Weight: 552 g (19.5 oz)
Reviewer: 6’2″, 160 lbs.
Size Tested: XL
Color: Paintbrush Red
- 3L Gore-Tex Pro Shell
- Touch Point System
- Relaxed fit
Test Locations: Snowbird, Taos Ski Valley, Jackson Hole, Northstar-at-Tahoe, Keystone, Crested Butte
Days Worn: 40+
The entry of Patagonia and other more “traditional” outdoor brands into the snowboard market in recent years has been an interesting one. As big-mountain freeriding, backcountry snowboarding, and splitboarding have gained popularity, the demand for high-end, technical softgoods within the core snowboarder population has grown, too.
Patagonia has assembled a stellar team, including Forrest Shearer, Ryland Bell, and Alex Yoder—who at last year’s Snowbird North Face Masters stop was raving about his PowSlayer kit. While Alex is a Patagonia ambassador, his high praise for the jacket definitely piqued my interest.
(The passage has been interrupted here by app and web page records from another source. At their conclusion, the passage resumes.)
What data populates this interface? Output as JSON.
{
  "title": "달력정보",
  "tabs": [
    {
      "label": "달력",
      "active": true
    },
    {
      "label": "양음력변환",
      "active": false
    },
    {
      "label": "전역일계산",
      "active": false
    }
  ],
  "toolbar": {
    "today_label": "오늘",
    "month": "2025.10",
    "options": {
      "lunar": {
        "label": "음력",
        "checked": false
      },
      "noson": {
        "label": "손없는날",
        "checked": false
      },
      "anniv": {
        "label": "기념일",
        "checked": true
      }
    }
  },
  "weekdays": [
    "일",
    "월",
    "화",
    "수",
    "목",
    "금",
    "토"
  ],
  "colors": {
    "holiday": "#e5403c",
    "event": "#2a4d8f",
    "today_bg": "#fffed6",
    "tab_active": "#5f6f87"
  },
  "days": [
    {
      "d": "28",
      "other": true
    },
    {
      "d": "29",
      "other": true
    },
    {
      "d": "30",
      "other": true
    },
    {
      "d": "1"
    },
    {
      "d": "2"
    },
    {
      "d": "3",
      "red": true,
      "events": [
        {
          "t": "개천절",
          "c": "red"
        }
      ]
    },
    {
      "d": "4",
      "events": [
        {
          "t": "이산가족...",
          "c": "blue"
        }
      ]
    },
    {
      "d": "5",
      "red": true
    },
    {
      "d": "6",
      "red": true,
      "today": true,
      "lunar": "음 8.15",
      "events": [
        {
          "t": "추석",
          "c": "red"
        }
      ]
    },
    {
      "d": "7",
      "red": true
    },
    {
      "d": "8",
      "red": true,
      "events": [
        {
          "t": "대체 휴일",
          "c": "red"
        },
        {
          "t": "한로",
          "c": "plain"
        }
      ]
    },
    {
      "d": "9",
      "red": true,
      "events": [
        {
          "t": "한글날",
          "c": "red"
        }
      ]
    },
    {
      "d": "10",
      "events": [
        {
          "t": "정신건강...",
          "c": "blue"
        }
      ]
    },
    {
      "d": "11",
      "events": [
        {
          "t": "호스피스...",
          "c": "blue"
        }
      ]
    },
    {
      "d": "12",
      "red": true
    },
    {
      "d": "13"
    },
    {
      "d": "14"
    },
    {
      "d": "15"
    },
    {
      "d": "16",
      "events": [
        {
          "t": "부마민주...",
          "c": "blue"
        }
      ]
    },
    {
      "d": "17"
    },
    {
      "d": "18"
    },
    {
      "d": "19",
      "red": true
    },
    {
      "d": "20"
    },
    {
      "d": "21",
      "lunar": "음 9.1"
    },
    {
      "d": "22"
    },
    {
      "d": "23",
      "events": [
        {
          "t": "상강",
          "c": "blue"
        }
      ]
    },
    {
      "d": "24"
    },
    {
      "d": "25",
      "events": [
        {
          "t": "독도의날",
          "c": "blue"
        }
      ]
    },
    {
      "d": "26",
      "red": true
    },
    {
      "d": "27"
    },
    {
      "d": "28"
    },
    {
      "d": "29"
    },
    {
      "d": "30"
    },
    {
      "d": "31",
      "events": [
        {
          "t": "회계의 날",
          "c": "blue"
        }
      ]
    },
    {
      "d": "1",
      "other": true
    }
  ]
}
When I saw the price, however, I was stunned—is any jacket worth almost $700? All the Gore-Tex outerwear I had worn previously (from Sessions and Burton) had retail prices under $300. I wanted to find out.
Right as I pulled the PowSlayer out of the plastic, it was clear that this was by far the lightest jacket I had ever owned. The PowSlayer is made with Gore-Tex Pro Shell, which commands a high price for a reason: it’s an incredibly thin, lightweight waterproof/breathable Gore-Tex laminate.
As I felt the paper-thin fabric, I felt the same fear that Jonathan Ellsworth had upon first inspecting his Gore-Tex Pro Shell Enzo Jacket: “I’m going to destroy this thing in one run.”
But after rereading Jonathan’s review (which includes a Pro Shell analysis by BLISTER outerwear expert Sam Shaheen), I felt a lot more confident. (And if you haven’t read Sam’s Outerwear 101 piece, you should. It’s my favorite BLISTER article.)
Fit / Sizing
Patagonia labels the PowSlayer with a “relaxed” fit—not surprising, given its team-driven design process, which includes a crowd where tight, athletic fits are largely unpopular. Generally speaking, the sizing and fit were very similar to jackets from brands like Sessions, Analog, and Burton.
I’m 6’2” and pretty lanky, and often have issues with the arm length of jackets. But not so with the PowSlayer, where an XL gave me a great fit. My only tiff would be that it’s a little wide in the waist, though that is easily fixed with a quick cinch of the adjustable Touch Point waist cord (more on that below).
The powderskirt, however, closes with only one button, and therefore has only one size, which is several inches too large for my 160-pound frame and 31-inch waist. Had I not been wearing bib pants with the PowSlayer jacket, I’m sure this lack of adjustability and extra space would have been an issue on pow days.
Patagonia says this single-button design was to reduce weight and bulking in the front, but I’ve never had an issue in the past with bulk in any adjustable powder skirts, and I don’t think adding one or two buttons would raise the weight exorbitantly. If anything, I think it would increase the functionality for a broader range of users.
The powderskirt is made of an extremely lightweight material and has a one-button loop interface on the back that is designed with Patagonia pants in mind; the interface was easy to use with my PowSlayer Bib Pants.
Powderskirt sizing aside, the relaxed fit and lightweight material of the PowSlayer allowed for a great deal of mobility. Basically, the PowSlayer jacket is the kind of jacket you practically forget that you’re wearing.